Significant barriers to compliance with AB 1103

An Emergency Rulemaking Action requires a description of specific facts justifying the immediate action. In justifying the two-year delay, the CEC explained that several stakeholders had expressed concerns about significant barriers to compliance with AB 1103. The CEC noted the following factors in justifying the two-year delay: 

  • Some utilities have required tenant consents before releasing utility usage data despite letters sent from the CEC to utilities in July 2013 prohibiting such requirement. This requirement to obtain tenant consents significantly increases compliance costs. 
  • Smaller utilities have expressed concerns with their ability to comply given limited staff and resources. 
  • The Portfolio Manager platform and software has experienced significant technical problems. 

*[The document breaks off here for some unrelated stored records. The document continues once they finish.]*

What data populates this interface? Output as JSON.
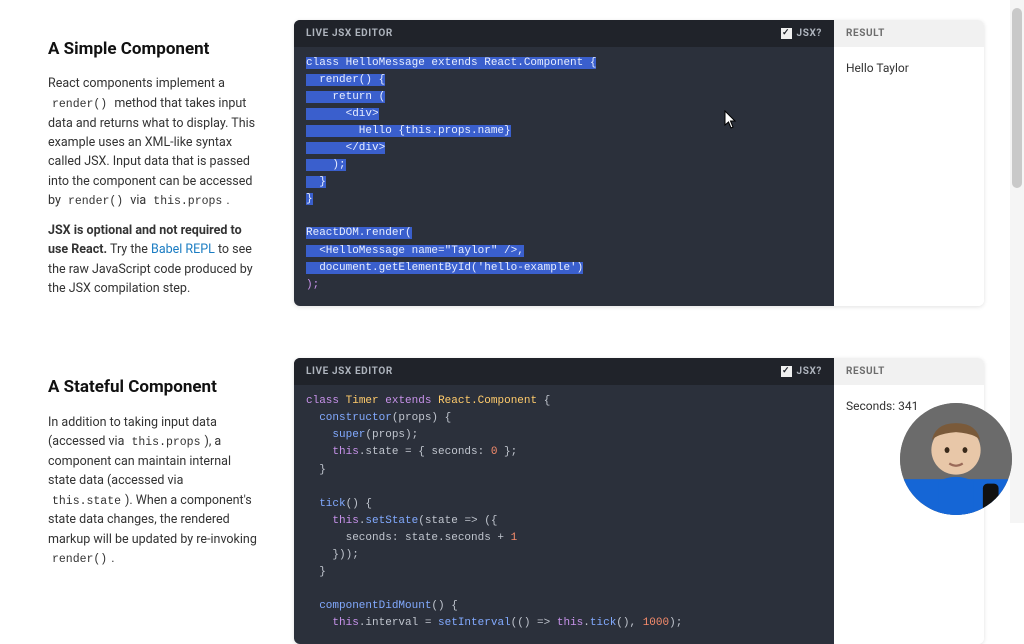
{
  "example1": {
    "title": "A Simple Component",
    "p1_a": "React components implement a ",
    "p1_code1": "render()",
    "p1_b": " method that takes input data and returns what to display. This example uses an XML-like syntax called JSX. Input data that is passed into the component can be accessed by ",
    "p1_code2": "render()",
    "p1_c": " via ",
    "p1_code3": "this.props",
    "p1_d": ".",
    "p2_strong": "JSX is optional and not required to use React.",
    "p2_a": " Try the ",
    "p2_link": "Babel REPL",
    "p2_b": " to see the raw JavaScript code produced by the JSX compilation step.",
    "editor_label": "LIVE JSX EDITOR",
    "jsx_label": "JSX?",
    "result_label": "RESULT",
    "result_text": "Hello Taylor",
    "code": {
      "l1": "class HelloMessage extends React.Component {",
      "l2": "  render() {",
      "l3": "    return (",
      "l4": "      <div>",
      "l5": "        Hello {this.props.name}",
      "l6": "      </div>",
      "l7": "    );",
      "l8": "  }",
      "l9": "}",
      "l10": "",
      "l11": "ReactDOM.render(",
      "l12": "  <HelloMessage name=\"Taylor\" />,",
      "l13": "  document.getElementById('hello-example')",
      "l14": ");"
    }
  },
  "example2": {
    "title": "A Stateful Component",
    "p1_a": "In addition to taking input data (accessed via ",
    "p1_code1": "this.props",
    "p1_b": "), a component can maintain internal state data (accessed via ",
    "p1_code2": "this.state",
    "p1_c": "). When a component's state data changes, the rendered markup will be updated by re-invoking ",
    "p1_code3": "render()",
    "p1_d": ".",
    "editor_label": "LIVE JSX EDITOR",
    "jsx_label": "JSX?",
    "result_label": "RESULT",
    "result_text": "Seconds: 341",
    "code": {
      "l1": "class Timer extends React.Component {",
      "l2": "  constructor(props) {",
      "l3": "    super(props);",
      "l4": "    this.state = { seconds: 0 };",
      "l5": "  }",
      "l6": "",
      "l7": "  tick() {",
      "l8": "    this.setState(state => ({",
      "l9": "      seconds: state.seconds + 1",
      "l10": "    }));",
      "l11": "  }",
      "l12": "",
      "l13": "  componentDidMount() {",
      "l14": "    this.interval = setInterval(() => this.tick(), 1000);"
    }
  }
}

  • The expansion in scope to smaller buildings would increase the number of compliance requests received by utilities, impeding their ability to address barriers to compliance. 

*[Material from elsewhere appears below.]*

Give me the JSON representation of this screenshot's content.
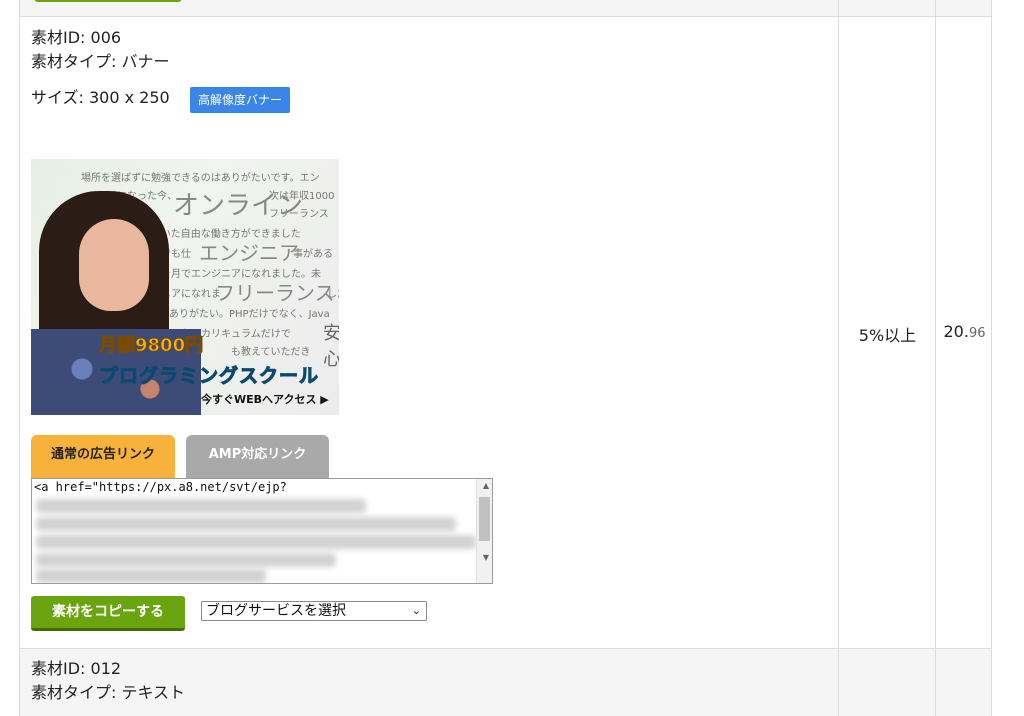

  • Smaller building owners may lack the expertise, resources, or capacity necessary to overcome current barriers to compliance without incurring undue expense. 
  • Based on initial disclosure data following the January 1, 2014 implementation, it became apparent that "the required disclosures were not being made for the majority of transactions for which they were required." 
  • The development of best practices approaches is lowering compliance costs and paving the way to greater compliance. The additional two years will facilitate lower costs and higher compliance rates before further expanding the program to smaller buildings.